[Problem to work on]
Across the listing below, how many lines have the word "vues" in them? Provide only the number.
········
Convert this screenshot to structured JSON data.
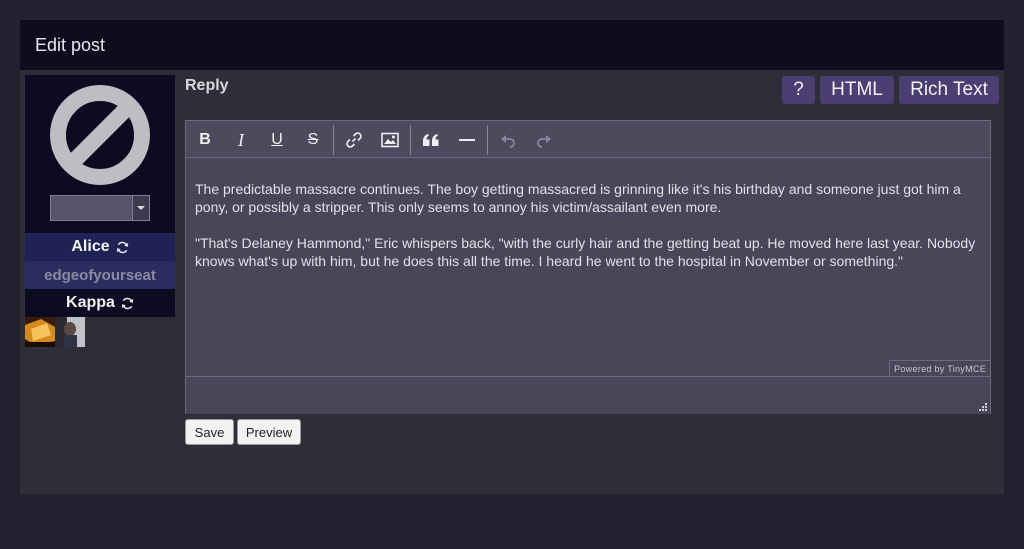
{
  "panel": {
    "title": "Edit post"
  },
  "sidebar": {
    "avatar_icon": "no-entry-icon",
    "character_select": {
      "value": ""
    },
    "alias": "Alice",
    "username": "edgeofyourseat",
    "character": "Kappa",
    "swap_icon": "refresh-icon"
  },
  "editor": {
    "label": "Reply",
    "modes": {
      "help": "?",
      "html": "HTML",
      "rich": "Rich Text"
    },
    "toolbar": [
      {
        "name": "bold-icon",
        "glyph": "B"
      },
      {
        "name": "italic-icon",
        "glyph": "I"
      },
      {
        "name": "underline-icon",
        "glyph": "U"
      },
      {
        "name": "strikethrough-icon",
        "glyph": "S"
      },
      {
        "name": "link-icon"
      },
      {
        "name": "image-icon"
      },
      {
        "name": "blockquote-icon"
      },
      {
        "name": "horizontal-rule-icon"
      },
      {
        "name": "undo-icon"
      },
      {
        "name": "redo-icon"
      }
    ],
    "paragraphs": [
      "The predictable massacre continues. The boy getting massacred is grinning like it's his birthday and someone just got him a pony, or possibly a stripper. This only seems to annoy his victim/assailant even more.",
      "\"That's Delaney Hammond,\" Eric whispers back, \"with the curly hair and the getting beat up. He moved here last year. Nobody knows what's up with him, but he does this all the time. I heard he went to the hospital in November or something.\""
    ],
    "powered_by": "Powered by TinyMCE"
  },
  "actions": {
    "save": "Save",
    "preview": "Preview"
  },
  "colors": {
    "accent": "#4a3e72",
    "page_bg": "#23212f",
    "header_bg": "#0e0c1f"
  }
}
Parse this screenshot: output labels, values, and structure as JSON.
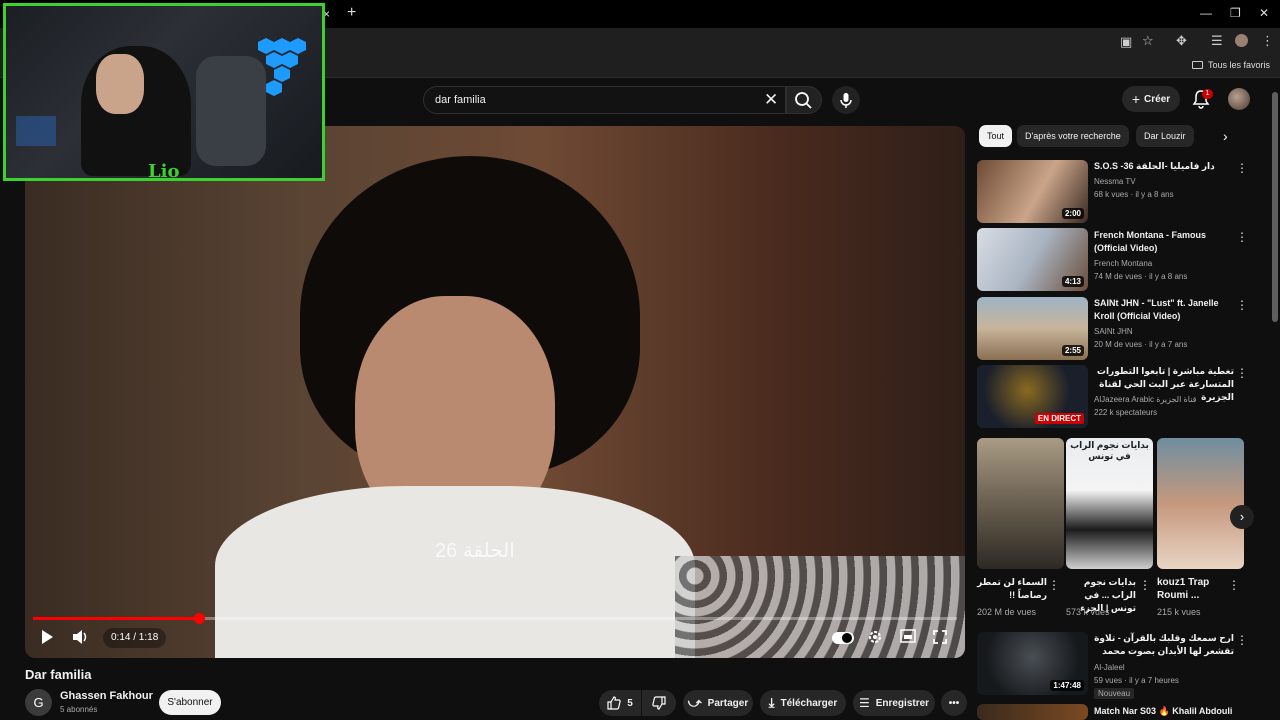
{
  "browser": {
    "bookmark_label": "Tous les favoris",
    "tab_close": "×",
    "new_tab": "+"
  },
  "header": {
    "search_value": "dar familia",
    "create_label": "Créer",
    "notification_count": "1"
  },
  "player": {
    "time": "0:14 / 1:18",
    "progress_fraction": 0.18,
    "caption_overlay": "الحلقة 26"
  },
  "video": {
    "title": "Dar familia",
    "channel_initial": "G",
    "channel_name": "Ghassen Fakhour",
    "subscribers": "5 abonnés",
    "subscribe_label": "S'abonner",
    "like_count": "5",
    "share_label": "Partager",
    "download_label": "Télécharger",
    "save_label": "Enregistrer"
  },
  "sidebar": {
    "chips": [
      "Tout",
      "D'après votre recherche",
      "Dar Louzir"
    ],
    "videos": [
      {
        "title": "S.O.S -36 دار فاميليا -الحلقة",
        "channel": "Nessma TV",
        "meta": "68 k vues · il y a 8 ans",
        "duration": "2:00"
      },
      {
        "title": "French Montana - Famous (Official Video)",
        "channel": "French Montana",
        "meta": "74 M de vues · il y a 8 ans",
        "duration": "4:13"
      },
      {
        "title": "SAINt JHN - \"Lust\" ft. Janelle Kroll (Official Video)",
        "channel": "SAINt JHN",
        "meta": "20 M de vues · il y a 7 ans",
        "duration": "2:55"
      },
      {
        "title": "تغطية مباشرة | تابعوا التطورات المتسارعة عبر البث الحي لقناة الجزيرة",
        "channel": "AlJazeera Arabic قناة الجزيرة",
        "meta": "222 k spectateurs",
        "duration": "EN DIRECT"
      }
    ],
    "shorts": [
      {
        "title": "السماء لن تمطر رصاصاً !!",
        "views": "202 M de vues",
        "overlay": ""
      },
      {
        "title": "بدايات نجوم الراب ... في تونس | الجزء",
        "views": "573 k vues",
        "overlay": "بدايات نجوم الراب في تونس"
      },
      {
        "title": "kouz1 Trap Roumi ...",
        "views": "215 k vues",
        "overlay": ""
      }
    ],
    "more_videos": [
      {
        "title": "ارح سمعك وقلبك بالقرآن - تلاوة تقشعر لها الأبدان بصوت محمد هشام | Mohamed",
        "channel": "Al-Jaleel",
        "meta": "59 vues · il y a 7 heures",
        "duration": "1:47:48",
        "badge": "Nouveau"
      },
      {
        "title": "Match Nar S03 🔥 Khalil Abdouli",
        "channel": "",
        "meta": "",
        "duration": "",
        "badge": ""
      }
    ]
  },
  "colors": {
    "accent_red": "#ff0000",
    "webcam_border": "#3bd12e",
    "background": "#0f0f0f"
  }
}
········
[Response to the exercise]
7